Problem to solve – Please list all lines of the material below in which the string "name" occurs.

Task input –
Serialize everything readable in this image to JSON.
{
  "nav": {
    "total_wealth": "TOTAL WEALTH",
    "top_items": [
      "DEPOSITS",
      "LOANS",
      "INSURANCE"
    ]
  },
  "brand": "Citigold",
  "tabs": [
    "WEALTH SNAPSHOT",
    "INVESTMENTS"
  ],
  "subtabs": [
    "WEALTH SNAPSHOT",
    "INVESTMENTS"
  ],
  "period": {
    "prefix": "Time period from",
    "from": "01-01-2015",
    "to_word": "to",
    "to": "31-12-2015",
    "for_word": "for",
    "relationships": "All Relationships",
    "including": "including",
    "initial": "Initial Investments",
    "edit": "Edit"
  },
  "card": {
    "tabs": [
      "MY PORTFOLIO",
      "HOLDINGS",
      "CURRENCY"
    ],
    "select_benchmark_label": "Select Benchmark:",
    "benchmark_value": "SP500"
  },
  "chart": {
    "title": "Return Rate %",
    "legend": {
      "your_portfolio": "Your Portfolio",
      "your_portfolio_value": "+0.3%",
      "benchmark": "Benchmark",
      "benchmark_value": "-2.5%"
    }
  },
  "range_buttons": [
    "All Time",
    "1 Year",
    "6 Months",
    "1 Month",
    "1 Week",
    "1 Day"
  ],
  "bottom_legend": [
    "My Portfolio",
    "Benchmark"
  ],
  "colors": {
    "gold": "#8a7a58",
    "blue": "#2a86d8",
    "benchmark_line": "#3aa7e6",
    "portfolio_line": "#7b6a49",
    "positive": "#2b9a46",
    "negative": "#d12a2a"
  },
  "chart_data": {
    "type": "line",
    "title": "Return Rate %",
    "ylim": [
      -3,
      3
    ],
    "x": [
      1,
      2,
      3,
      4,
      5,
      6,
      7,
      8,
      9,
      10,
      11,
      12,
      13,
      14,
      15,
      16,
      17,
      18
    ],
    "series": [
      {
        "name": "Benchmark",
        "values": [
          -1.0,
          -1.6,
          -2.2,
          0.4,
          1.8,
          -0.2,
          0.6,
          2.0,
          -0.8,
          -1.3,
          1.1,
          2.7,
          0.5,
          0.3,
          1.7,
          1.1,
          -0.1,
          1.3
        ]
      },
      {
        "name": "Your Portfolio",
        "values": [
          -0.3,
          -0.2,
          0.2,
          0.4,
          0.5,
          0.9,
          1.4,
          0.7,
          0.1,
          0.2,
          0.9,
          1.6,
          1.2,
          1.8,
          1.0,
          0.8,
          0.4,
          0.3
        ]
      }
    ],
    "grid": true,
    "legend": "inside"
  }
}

Result for this task –
        "name": "Benchmark",
        "name": "Your Portfolio",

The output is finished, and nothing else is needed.